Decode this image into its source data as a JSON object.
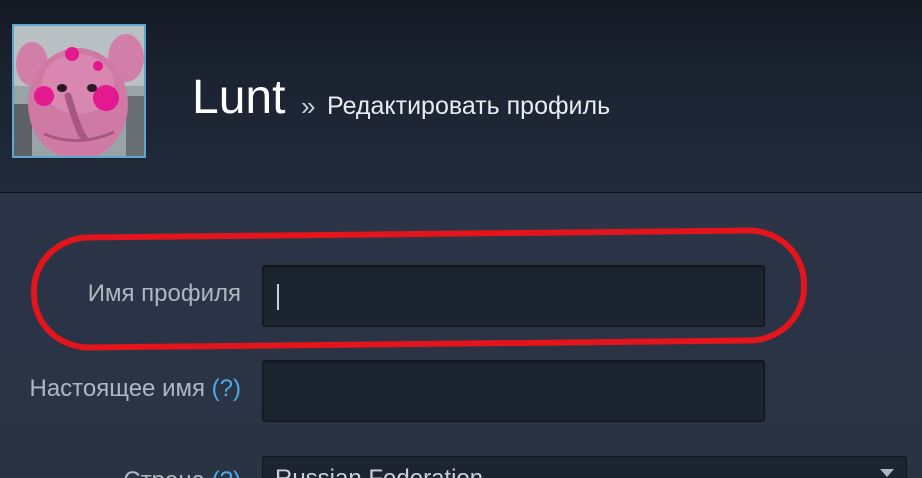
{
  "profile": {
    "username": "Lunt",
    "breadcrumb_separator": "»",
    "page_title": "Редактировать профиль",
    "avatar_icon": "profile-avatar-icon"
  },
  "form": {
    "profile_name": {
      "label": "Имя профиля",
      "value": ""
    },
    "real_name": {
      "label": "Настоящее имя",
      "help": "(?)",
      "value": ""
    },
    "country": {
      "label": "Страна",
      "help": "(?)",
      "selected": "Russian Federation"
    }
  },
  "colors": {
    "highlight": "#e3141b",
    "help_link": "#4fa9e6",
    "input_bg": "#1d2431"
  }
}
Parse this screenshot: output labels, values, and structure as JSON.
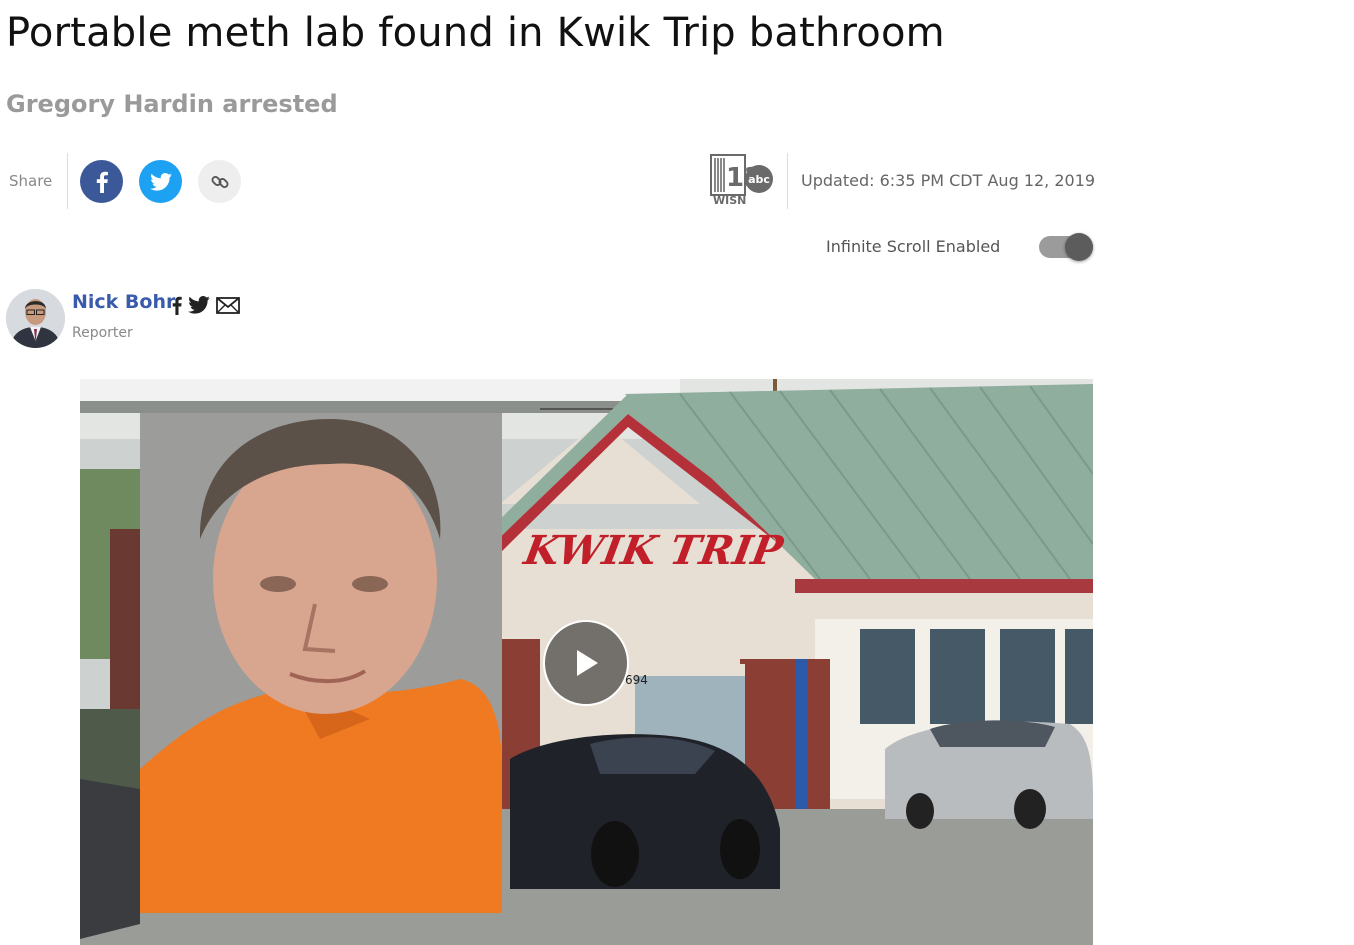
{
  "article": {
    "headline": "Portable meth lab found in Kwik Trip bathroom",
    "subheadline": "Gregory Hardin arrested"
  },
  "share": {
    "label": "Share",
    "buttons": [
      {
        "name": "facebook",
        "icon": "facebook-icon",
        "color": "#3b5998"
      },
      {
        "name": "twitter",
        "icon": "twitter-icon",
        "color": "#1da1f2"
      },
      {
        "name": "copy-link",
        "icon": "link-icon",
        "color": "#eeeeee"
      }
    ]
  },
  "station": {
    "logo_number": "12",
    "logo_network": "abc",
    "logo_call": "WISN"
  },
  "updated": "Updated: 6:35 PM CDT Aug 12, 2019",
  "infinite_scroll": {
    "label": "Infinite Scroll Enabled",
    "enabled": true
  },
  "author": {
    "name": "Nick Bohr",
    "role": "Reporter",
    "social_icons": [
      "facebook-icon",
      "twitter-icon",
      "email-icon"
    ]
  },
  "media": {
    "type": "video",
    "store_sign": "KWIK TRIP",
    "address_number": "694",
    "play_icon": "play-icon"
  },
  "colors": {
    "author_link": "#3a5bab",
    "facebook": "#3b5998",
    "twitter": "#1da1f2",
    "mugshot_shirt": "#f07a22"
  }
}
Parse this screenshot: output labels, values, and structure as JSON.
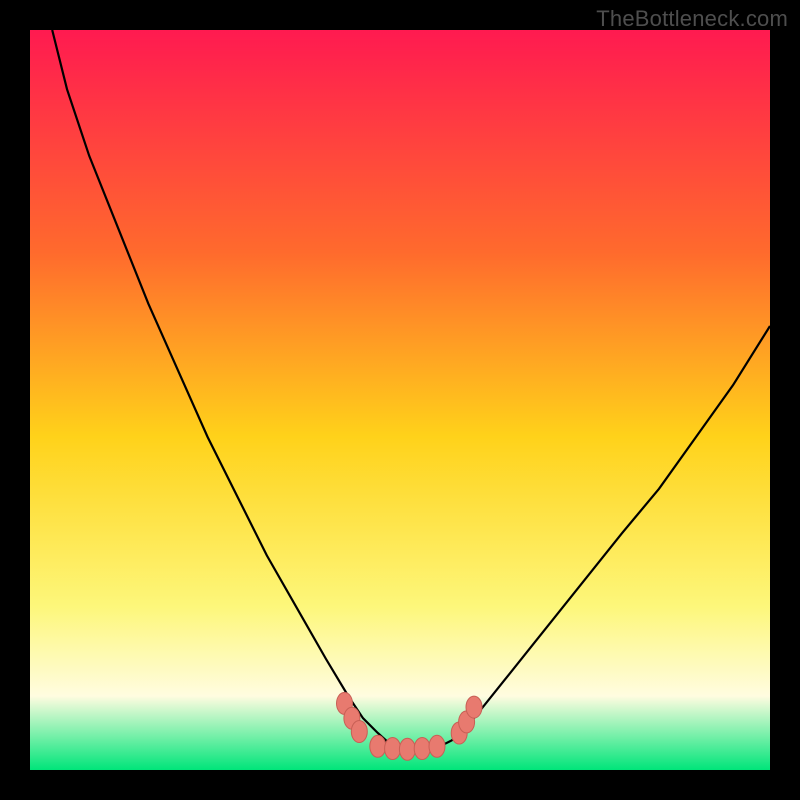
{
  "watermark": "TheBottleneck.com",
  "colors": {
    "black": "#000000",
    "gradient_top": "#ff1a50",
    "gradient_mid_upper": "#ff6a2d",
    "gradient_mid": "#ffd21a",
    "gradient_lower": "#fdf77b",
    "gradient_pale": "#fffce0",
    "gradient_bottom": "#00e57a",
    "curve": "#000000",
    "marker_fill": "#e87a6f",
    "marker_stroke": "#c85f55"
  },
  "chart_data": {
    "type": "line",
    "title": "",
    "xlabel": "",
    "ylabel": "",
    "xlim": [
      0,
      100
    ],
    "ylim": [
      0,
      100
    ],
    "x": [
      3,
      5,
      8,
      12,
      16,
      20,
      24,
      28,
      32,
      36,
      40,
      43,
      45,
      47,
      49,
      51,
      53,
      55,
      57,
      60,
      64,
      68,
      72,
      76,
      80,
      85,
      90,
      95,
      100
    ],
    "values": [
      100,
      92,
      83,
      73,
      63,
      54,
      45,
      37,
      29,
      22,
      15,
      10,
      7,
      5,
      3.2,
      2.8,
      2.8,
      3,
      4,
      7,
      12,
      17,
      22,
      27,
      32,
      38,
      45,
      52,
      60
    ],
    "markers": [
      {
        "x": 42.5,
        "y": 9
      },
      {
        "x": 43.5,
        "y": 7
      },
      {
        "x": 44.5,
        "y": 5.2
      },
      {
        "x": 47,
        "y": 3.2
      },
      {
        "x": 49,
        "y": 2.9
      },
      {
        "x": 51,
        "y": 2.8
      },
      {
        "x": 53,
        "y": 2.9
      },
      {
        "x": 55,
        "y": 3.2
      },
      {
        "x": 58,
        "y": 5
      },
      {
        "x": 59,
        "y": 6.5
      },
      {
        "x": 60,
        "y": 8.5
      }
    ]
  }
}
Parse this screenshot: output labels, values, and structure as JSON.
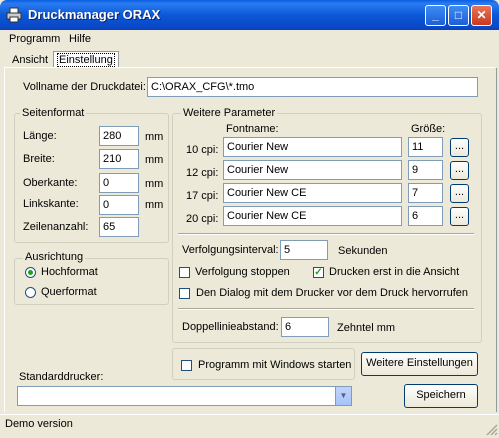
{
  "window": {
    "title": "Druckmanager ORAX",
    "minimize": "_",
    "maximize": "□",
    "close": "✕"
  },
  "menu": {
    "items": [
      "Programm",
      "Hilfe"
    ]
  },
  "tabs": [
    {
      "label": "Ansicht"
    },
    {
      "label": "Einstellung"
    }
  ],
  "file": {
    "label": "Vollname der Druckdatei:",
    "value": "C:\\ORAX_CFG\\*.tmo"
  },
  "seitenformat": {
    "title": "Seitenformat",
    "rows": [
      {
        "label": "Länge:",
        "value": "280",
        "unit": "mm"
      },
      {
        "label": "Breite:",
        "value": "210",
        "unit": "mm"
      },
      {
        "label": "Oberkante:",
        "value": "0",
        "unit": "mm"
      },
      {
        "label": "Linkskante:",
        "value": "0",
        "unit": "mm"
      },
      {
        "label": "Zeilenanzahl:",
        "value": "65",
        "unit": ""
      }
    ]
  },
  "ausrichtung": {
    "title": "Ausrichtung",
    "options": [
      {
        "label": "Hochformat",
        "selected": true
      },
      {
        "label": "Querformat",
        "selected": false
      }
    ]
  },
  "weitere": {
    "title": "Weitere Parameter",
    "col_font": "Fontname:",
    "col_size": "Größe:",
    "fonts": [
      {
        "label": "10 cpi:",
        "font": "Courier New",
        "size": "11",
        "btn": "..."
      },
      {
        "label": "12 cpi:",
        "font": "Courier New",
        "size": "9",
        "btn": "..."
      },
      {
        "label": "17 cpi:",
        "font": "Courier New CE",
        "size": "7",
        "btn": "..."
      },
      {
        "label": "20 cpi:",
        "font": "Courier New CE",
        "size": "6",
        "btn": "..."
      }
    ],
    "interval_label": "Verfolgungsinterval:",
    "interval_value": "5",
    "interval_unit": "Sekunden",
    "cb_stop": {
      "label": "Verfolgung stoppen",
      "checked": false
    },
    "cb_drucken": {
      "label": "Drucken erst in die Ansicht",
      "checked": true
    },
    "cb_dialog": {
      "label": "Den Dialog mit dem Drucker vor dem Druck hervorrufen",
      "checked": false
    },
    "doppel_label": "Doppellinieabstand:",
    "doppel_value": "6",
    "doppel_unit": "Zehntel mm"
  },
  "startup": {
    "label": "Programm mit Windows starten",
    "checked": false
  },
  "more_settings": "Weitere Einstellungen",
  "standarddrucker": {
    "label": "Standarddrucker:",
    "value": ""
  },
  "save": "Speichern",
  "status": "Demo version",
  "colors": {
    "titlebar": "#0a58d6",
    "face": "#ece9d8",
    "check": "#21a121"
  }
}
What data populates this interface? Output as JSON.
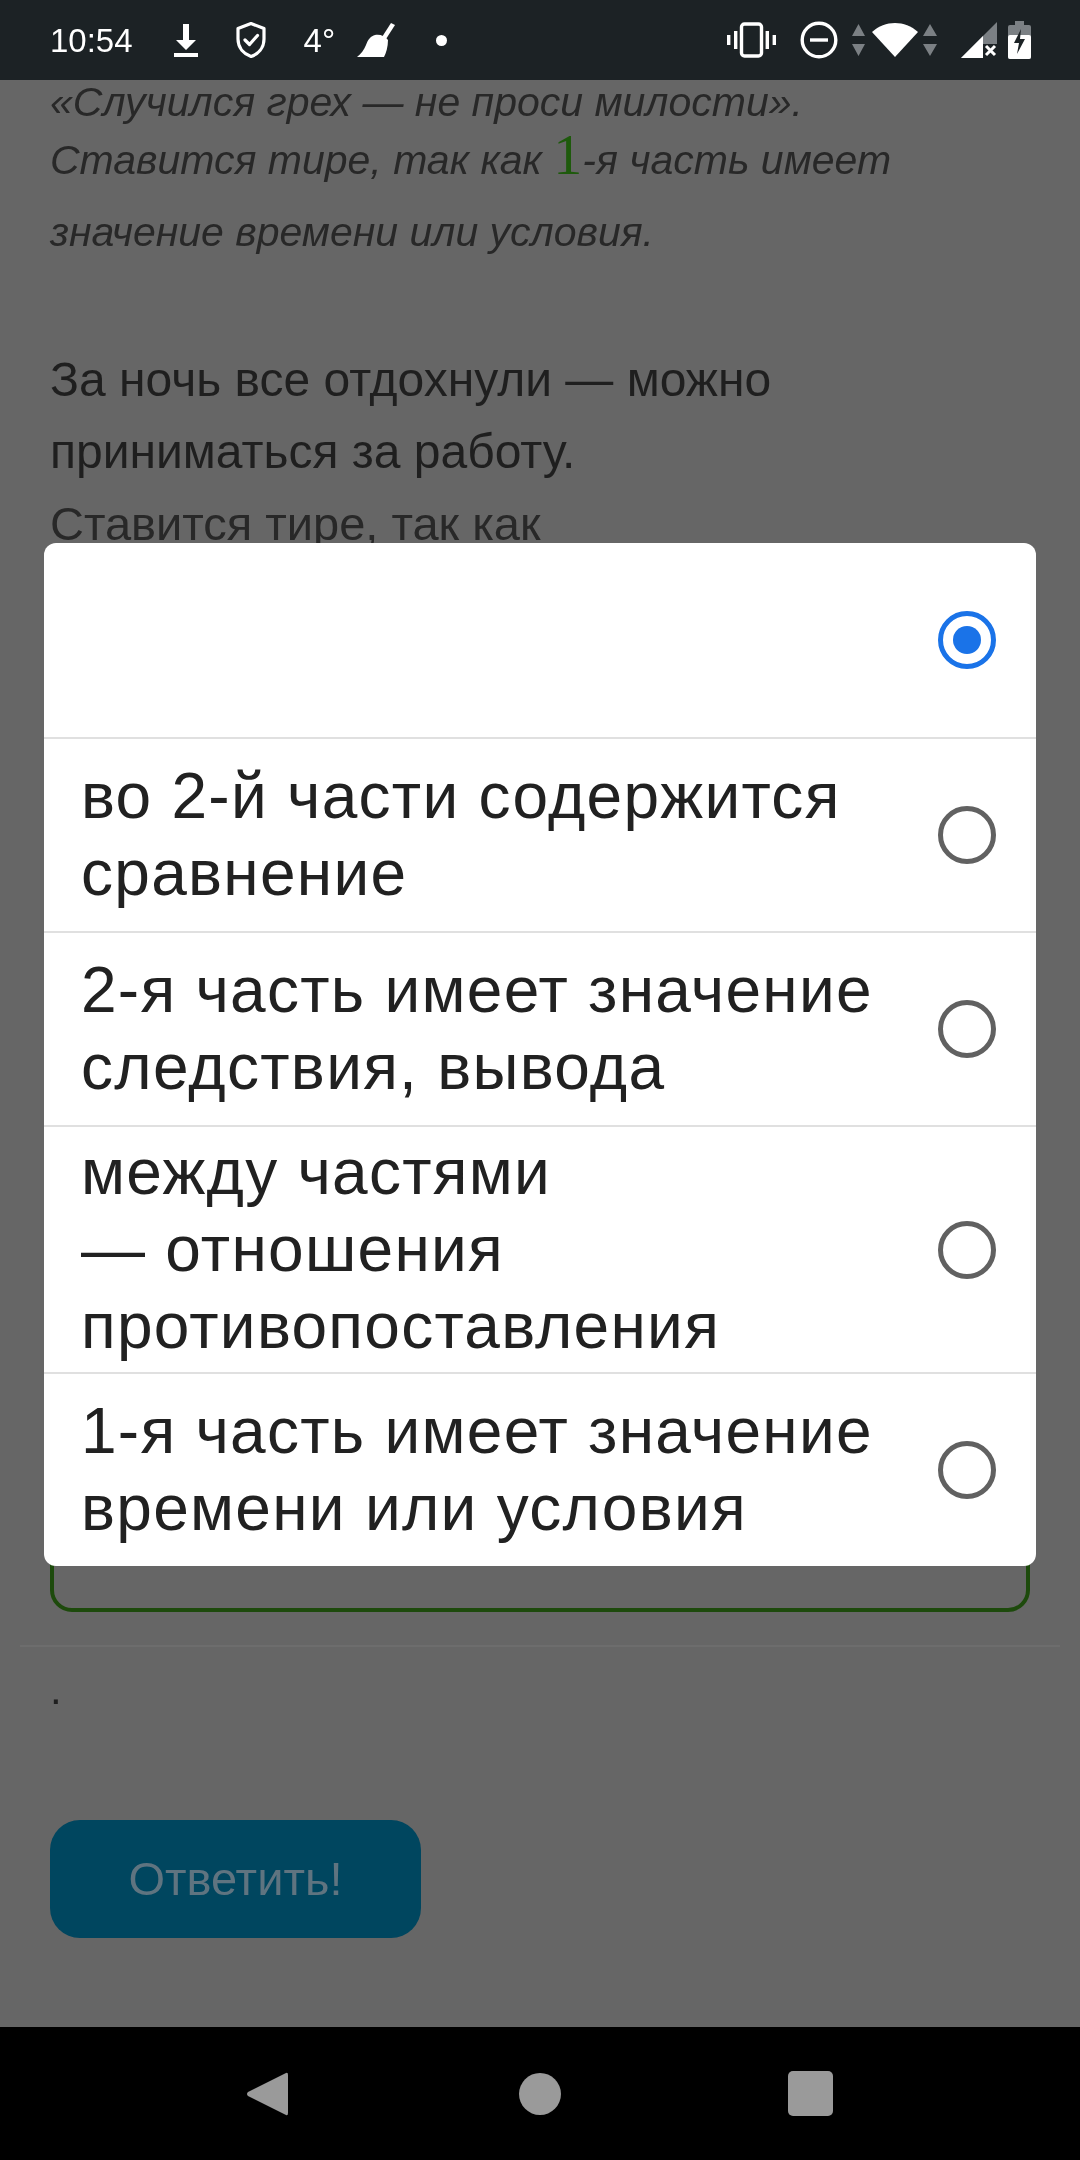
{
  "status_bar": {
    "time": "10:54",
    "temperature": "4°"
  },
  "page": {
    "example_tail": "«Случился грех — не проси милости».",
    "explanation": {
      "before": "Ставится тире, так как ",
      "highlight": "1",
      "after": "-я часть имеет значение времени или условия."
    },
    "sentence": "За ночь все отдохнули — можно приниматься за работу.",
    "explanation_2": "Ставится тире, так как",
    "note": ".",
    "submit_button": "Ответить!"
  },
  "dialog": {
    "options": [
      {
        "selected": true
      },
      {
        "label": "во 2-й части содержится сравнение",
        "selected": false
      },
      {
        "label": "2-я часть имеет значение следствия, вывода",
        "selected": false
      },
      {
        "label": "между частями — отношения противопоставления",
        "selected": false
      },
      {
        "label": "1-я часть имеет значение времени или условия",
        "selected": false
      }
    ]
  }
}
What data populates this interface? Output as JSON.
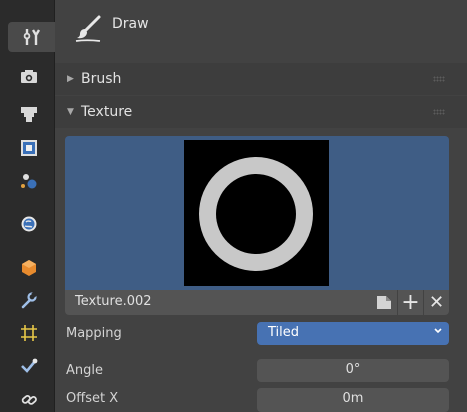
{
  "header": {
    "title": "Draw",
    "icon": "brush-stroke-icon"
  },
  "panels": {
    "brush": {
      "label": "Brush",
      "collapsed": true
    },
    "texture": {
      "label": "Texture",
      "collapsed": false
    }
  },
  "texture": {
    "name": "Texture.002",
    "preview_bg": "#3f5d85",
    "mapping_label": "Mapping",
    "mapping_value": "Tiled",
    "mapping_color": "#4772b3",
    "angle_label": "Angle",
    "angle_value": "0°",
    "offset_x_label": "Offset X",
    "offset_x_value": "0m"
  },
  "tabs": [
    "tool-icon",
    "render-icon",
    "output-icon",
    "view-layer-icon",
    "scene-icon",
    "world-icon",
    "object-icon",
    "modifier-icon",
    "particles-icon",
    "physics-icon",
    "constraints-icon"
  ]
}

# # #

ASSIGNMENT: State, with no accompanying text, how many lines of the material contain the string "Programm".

SOLUTION FOR THIS PROBLEM: 2